For the umpteenth time, California politicians are complaining about the high prices that the state’s motorists pay for gasoline and suggesting that it’s because of nefarious behavior by big bad oil companies.
Gov. Gavin Newsom is the latest complainer, asking Attorney General Xavier Becerra, to “open an investigation into whether false advertising or price fixing are occurring and contributing to the mystery surcharge imposed on Californians.”
Newsom cited a report on fuel prices that he had requested from the California Energy Commission (CEC) last spring, saying it “suggests big oil companies are misleading and overcharging customers, leading to Californians paying as much as 30 cents per gallon more than residents of other states.”
Actually, the price differential was more than 70 cents in 2018, the Energy Commission report said. It attributes half of it to California’s gas taxes, which are among the nation’s highest, and another chunk to higher costs of crude oil.

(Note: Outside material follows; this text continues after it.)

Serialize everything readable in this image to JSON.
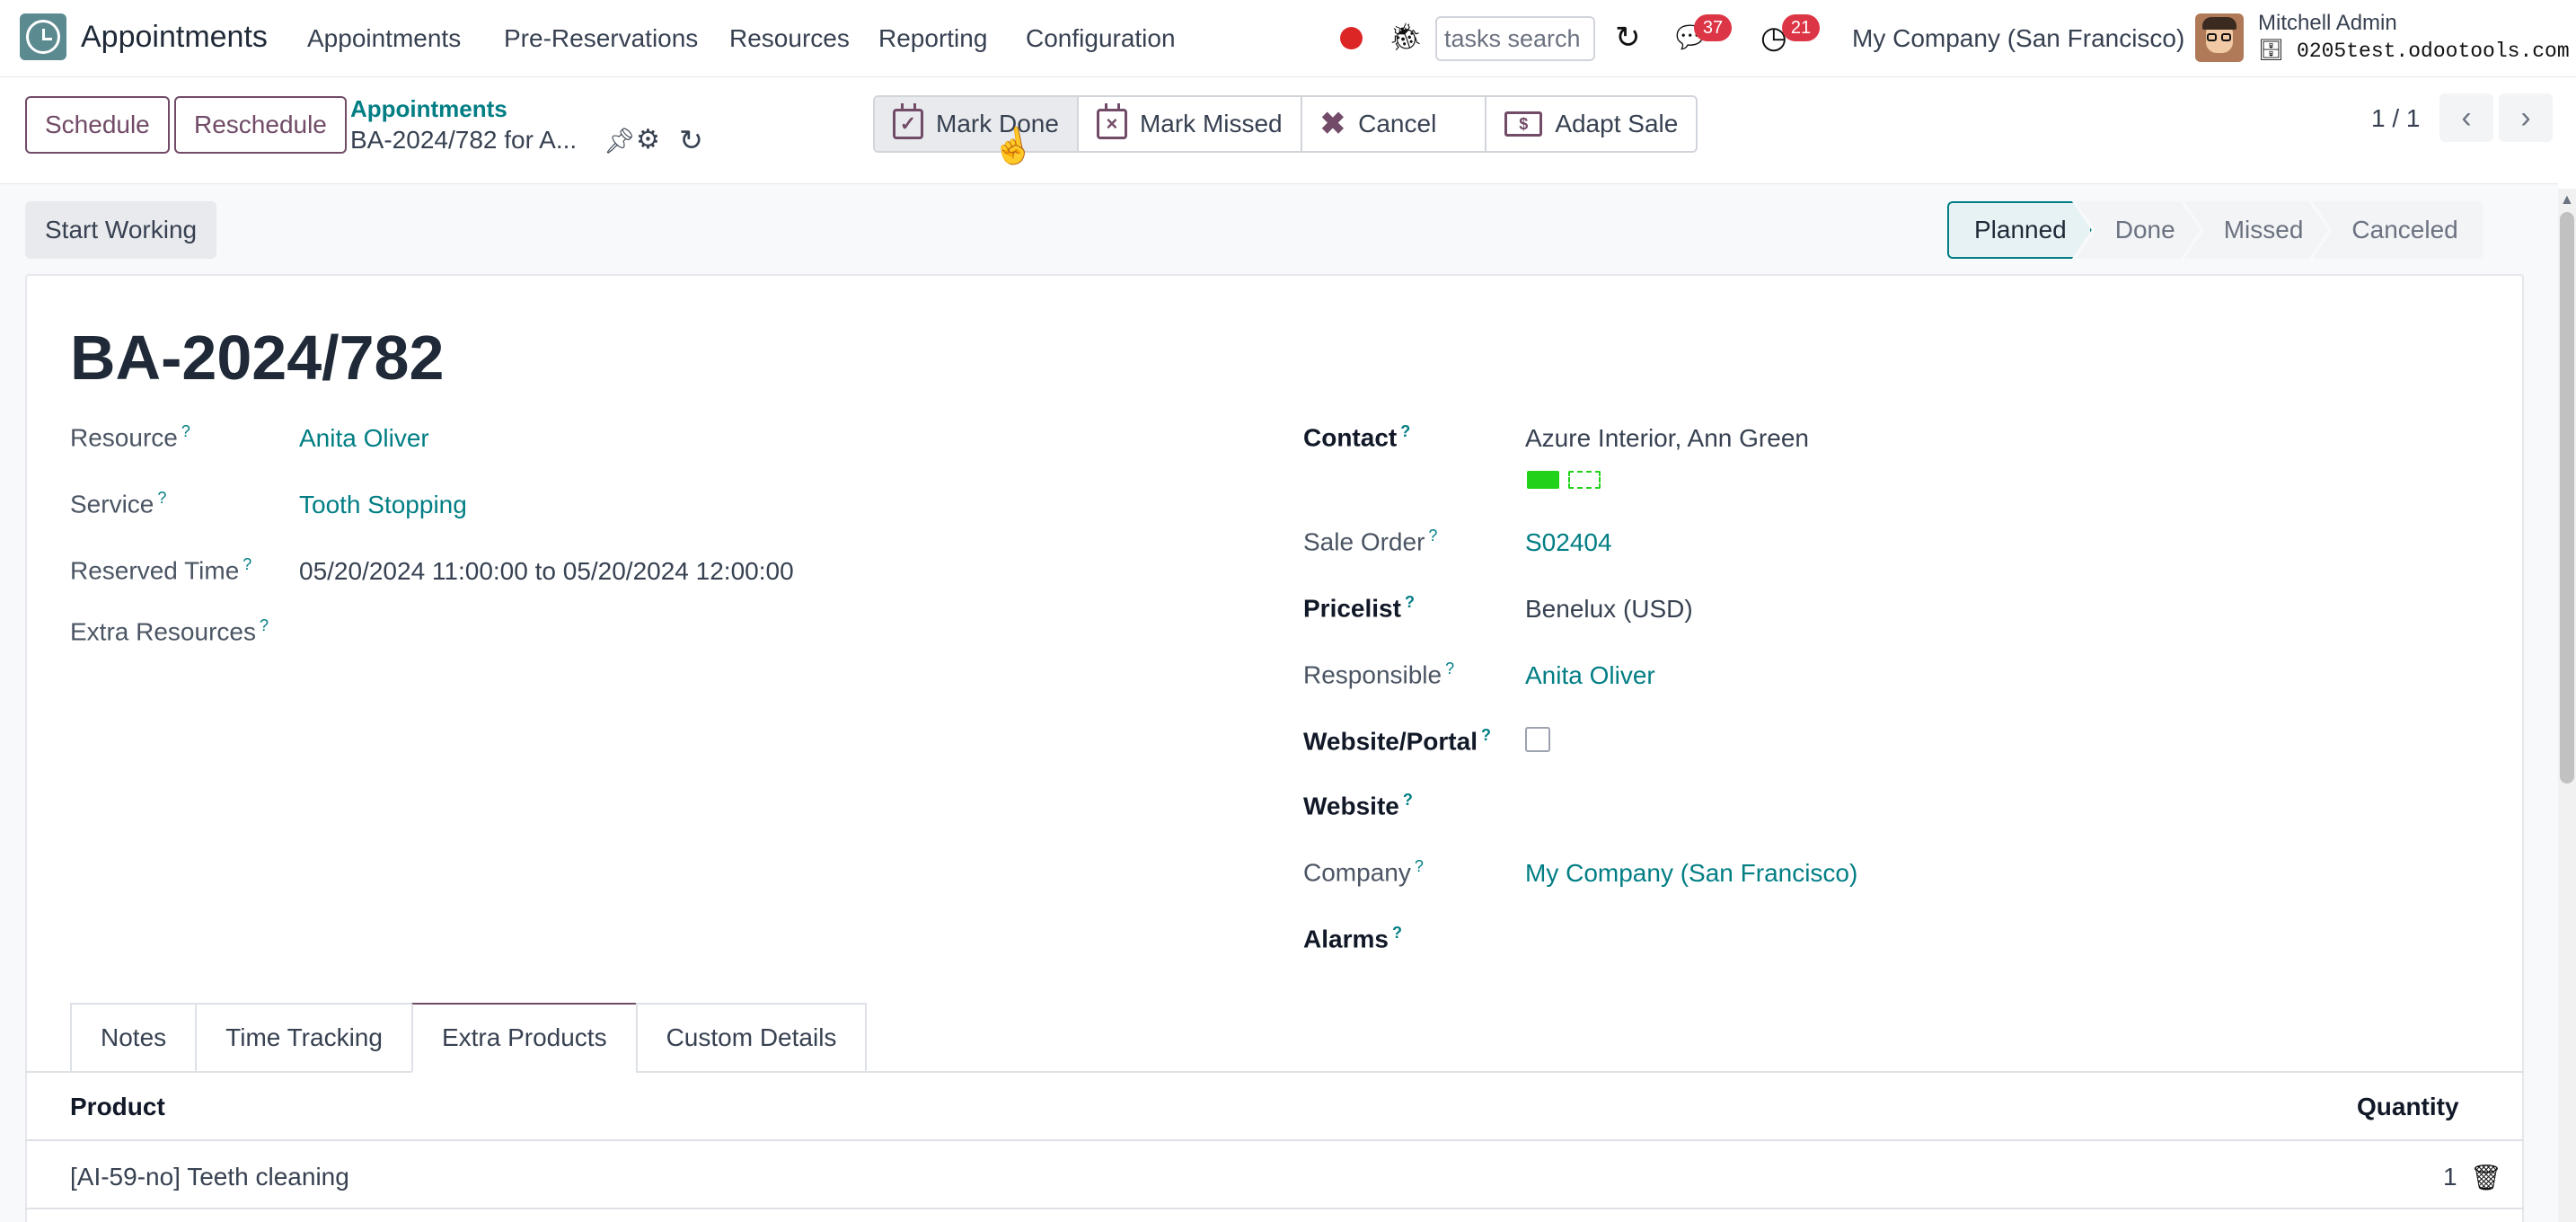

That left a 23-cent gap “from refiner and retail margins,” which is the “mystery surcharge” to which Newsom referred.
“CEC staff concluded that the primary cause of the residual price increase is simply that California’s retail gasoline outlets are charging higher prices than those in other states” the report said, adding, “The CEC does not have any evidence that gasoline retailers fixed prices or engaged in false advertising. Moreover, the CEC lacks the expertise to determine whether such behavior occurred.”
The report suggested that “The California Department of Justice is well equipped to conduct an appropriate investigation,” and Newsom immediately handed it off to Becerra.
It’s not disputed that Californians are paying substantially more for gasoline than motorists in most other states — $1 or more per gallon compared to the least-expensive states. It’s also not disputed that most of the differential stems from political policy, including taxes and a mandate that fuel sold in California meet strict air quality standards not imposed elsewhere.
It’s a little odd that Newsom should be complaining about that since he’s ordered his transportation department to do whatever it can to reduce automotive travel to battle climate change and high fuel prices should discourage driving.
It’s also a little odd that the CEC’s report did not delve into a factor that could, at least in part, solve what Newsom calls the “mystery surcharge.” That’s the obvious fact that doing any kind of business in California is more expensive than in most other states.
Payroll costs, including wages, benefits and workers’ compensation insurance premiums, are among the nation’s highest. So are land, construction costs, commercial rents and, finally, taxes on business.
By sheer coincidence, as Newsom was calling for an investigation of gas prices, the Washington-based Tax Foundation was releasing its annual report on business tax climate and scored California as having the 48th highest burden, surpassed only by New York and New Jersey. The state’s ranking was strongly influenced by its ultra-high personal income and sales taxes.
If Becerra can find some collusion among oil companies so be it. But one hopes it will be an objective inquiry without the preconceived conclusion that Newsom’s letter suggests, and that it will include factors such as California’s high cost of doing business.
We deserve to know what causes our fuel costs to be so high. We don’t need a witch hunt.